Task brief:
For each line of the material, check for the string "open"; then state how many lines had it, giving only the number.

Provided material:
⟨

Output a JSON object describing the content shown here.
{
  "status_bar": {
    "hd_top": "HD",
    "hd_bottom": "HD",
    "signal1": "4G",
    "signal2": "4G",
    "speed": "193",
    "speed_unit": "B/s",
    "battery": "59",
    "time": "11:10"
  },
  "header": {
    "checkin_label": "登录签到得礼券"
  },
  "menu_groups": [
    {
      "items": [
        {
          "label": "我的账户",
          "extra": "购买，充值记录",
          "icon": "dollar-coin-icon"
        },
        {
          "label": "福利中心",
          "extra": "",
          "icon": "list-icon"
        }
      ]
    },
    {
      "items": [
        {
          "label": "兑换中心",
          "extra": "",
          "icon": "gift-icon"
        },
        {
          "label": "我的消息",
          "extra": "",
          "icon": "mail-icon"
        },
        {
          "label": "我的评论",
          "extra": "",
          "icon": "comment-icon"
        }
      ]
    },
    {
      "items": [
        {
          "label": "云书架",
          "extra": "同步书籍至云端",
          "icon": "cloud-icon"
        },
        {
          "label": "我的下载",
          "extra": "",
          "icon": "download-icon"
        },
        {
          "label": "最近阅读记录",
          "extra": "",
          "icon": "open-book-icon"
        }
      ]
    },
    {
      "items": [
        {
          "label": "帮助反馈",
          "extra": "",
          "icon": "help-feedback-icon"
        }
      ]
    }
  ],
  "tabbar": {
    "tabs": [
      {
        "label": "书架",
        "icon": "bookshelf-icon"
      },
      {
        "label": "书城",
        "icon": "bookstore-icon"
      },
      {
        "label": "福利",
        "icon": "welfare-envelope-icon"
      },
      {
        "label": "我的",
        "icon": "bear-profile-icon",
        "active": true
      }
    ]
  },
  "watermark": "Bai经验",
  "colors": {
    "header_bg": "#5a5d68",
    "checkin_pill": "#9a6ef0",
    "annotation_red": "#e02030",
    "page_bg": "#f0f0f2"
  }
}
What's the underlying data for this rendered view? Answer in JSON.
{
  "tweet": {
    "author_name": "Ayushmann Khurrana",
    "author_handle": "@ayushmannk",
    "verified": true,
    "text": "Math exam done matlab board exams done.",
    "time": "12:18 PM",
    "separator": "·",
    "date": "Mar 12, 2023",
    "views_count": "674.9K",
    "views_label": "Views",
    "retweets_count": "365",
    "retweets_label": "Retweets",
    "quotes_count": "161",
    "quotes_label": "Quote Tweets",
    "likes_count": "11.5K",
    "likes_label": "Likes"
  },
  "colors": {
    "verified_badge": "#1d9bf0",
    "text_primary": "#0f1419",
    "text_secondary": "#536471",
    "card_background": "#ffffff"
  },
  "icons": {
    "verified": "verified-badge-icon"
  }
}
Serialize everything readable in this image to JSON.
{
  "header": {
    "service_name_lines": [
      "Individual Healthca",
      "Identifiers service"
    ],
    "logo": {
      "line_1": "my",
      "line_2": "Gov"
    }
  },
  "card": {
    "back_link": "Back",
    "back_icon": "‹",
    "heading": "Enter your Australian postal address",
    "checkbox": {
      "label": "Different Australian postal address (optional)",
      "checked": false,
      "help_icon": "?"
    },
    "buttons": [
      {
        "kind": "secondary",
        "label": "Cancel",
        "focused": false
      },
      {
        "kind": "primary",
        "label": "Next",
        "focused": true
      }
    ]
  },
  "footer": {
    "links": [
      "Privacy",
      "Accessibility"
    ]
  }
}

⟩
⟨

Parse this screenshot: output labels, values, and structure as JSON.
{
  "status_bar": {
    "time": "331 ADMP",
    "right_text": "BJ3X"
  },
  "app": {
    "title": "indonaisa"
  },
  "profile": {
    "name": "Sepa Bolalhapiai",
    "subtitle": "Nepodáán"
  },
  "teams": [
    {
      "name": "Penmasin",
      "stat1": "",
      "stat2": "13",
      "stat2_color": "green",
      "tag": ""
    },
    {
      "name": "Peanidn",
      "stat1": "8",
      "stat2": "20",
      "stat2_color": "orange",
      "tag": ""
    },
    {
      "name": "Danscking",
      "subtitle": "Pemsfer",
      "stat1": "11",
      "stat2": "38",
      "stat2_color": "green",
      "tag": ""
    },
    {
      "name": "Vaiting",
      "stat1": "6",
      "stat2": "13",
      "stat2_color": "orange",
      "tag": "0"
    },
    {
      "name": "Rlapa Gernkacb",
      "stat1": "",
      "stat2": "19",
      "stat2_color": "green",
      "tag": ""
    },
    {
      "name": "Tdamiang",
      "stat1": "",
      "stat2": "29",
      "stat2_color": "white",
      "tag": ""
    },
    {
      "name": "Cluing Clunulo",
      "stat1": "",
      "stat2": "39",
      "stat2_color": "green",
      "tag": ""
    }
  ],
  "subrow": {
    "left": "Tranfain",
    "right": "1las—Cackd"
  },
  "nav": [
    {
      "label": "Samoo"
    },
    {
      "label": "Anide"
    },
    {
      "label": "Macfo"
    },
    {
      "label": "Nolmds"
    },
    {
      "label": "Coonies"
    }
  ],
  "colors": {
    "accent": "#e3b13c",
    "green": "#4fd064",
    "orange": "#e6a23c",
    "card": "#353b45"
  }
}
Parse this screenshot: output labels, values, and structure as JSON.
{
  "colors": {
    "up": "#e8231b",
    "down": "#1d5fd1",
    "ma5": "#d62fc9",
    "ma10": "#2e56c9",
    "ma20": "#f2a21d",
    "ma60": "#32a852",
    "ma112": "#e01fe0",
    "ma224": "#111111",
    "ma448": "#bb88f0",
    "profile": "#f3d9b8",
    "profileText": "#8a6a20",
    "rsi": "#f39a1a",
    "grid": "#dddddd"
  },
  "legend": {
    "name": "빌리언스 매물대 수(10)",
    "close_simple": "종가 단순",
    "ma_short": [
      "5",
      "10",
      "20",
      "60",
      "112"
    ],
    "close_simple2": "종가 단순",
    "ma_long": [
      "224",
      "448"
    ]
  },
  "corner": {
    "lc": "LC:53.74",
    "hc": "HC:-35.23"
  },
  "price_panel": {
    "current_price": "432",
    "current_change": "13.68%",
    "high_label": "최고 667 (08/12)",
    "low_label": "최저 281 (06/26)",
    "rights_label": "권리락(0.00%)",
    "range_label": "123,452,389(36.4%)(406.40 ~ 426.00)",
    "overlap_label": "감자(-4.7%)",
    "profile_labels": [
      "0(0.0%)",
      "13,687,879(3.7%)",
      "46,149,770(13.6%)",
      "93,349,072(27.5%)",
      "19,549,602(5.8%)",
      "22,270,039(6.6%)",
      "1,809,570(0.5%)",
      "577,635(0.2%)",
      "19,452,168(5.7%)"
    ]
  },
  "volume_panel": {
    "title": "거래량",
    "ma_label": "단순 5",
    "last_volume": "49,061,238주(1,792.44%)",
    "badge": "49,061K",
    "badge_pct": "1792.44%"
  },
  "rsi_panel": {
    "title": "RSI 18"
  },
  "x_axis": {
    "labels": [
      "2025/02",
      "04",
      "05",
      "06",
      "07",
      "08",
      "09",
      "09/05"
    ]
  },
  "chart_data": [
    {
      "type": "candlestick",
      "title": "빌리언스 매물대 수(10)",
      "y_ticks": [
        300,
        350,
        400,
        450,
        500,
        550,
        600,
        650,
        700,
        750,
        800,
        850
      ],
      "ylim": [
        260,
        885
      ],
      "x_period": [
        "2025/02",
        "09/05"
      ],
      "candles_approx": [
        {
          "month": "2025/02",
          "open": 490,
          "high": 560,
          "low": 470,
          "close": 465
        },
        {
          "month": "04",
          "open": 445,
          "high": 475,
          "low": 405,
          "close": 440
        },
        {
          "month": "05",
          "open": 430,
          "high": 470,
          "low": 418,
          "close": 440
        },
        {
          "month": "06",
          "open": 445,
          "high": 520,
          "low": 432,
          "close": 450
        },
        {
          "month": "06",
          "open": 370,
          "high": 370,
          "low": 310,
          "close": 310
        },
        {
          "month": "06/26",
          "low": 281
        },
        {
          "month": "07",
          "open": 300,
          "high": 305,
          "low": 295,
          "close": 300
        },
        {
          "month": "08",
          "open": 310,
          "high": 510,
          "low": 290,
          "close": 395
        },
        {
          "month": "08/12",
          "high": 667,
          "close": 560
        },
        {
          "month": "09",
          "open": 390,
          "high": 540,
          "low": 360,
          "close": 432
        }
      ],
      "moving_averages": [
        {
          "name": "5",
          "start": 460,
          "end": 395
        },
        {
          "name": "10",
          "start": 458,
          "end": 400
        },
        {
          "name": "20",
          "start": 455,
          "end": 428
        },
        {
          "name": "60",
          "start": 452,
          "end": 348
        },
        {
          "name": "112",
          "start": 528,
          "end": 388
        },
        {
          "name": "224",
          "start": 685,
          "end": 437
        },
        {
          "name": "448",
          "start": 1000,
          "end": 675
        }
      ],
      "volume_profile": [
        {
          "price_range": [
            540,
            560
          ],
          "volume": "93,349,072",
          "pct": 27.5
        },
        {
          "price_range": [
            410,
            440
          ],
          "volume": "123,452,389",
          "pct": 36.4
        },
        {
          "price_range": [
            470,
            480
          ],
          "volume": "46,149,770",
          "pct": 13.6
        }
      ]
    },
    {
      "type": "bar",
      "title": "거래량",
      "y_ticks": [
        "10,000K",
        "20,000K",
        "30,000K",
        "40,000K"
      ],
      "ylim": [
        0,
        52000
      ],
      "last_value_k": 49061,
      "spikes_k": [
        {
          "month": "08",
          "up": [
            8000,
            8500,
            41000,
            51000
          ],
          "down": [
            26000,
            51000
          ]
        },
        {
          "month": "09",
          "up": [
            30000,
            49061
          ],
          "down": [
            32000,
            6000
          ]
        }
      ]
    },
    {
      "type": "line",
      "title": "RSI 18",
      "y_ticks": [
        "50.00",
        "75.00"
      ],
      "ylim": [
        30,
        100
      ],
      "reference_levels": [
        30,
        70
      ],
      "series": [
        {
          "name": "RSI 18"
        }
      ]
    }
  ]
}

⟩
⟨

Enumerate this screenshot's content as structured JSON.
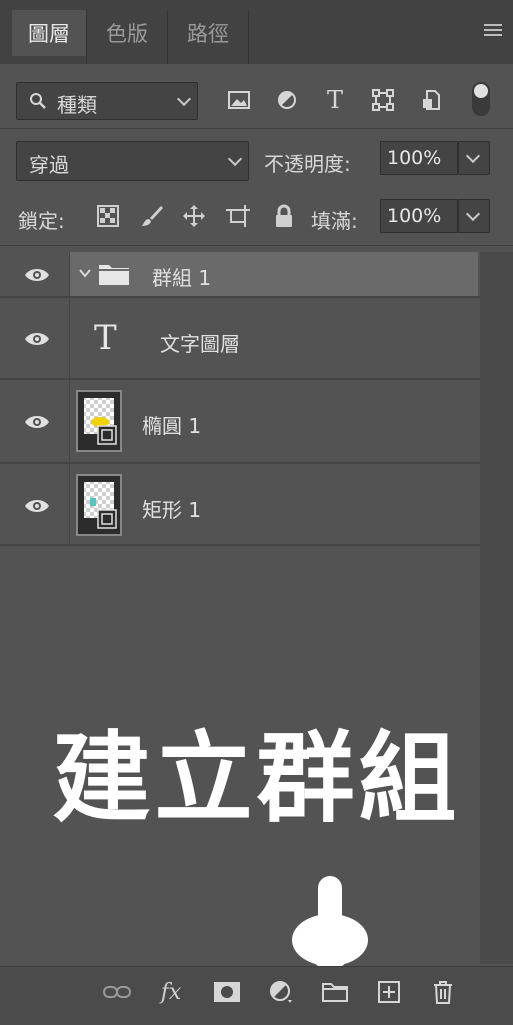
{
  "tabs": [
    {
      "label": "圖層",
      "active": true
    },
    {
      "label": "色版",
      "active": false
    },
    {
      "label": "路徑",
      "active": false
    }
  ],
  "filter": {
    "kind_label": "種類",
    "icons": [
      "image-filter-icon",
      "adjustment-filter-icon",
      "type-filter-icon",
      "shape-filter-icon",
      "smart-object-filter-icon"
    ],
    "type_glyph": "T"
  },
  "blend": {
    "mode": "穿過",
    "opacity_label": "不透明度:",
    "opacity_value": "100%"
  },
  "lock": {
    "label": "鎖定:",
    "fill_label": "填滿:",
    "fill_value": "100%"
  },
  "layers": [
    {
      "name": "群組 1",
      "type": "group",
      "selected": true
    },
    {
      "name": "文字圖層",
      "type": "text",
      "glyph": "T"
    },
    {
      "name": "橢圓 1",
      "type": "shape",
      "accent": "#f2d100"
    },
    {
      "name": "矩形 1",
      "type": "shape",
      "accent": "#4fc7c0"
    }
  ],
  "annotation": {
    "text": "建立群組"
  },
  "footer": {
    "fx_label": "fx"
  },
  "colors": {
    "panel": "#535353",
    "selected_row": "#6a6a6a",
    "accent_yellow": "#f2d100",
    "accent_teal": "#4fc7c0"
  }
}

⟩

Finished task:
9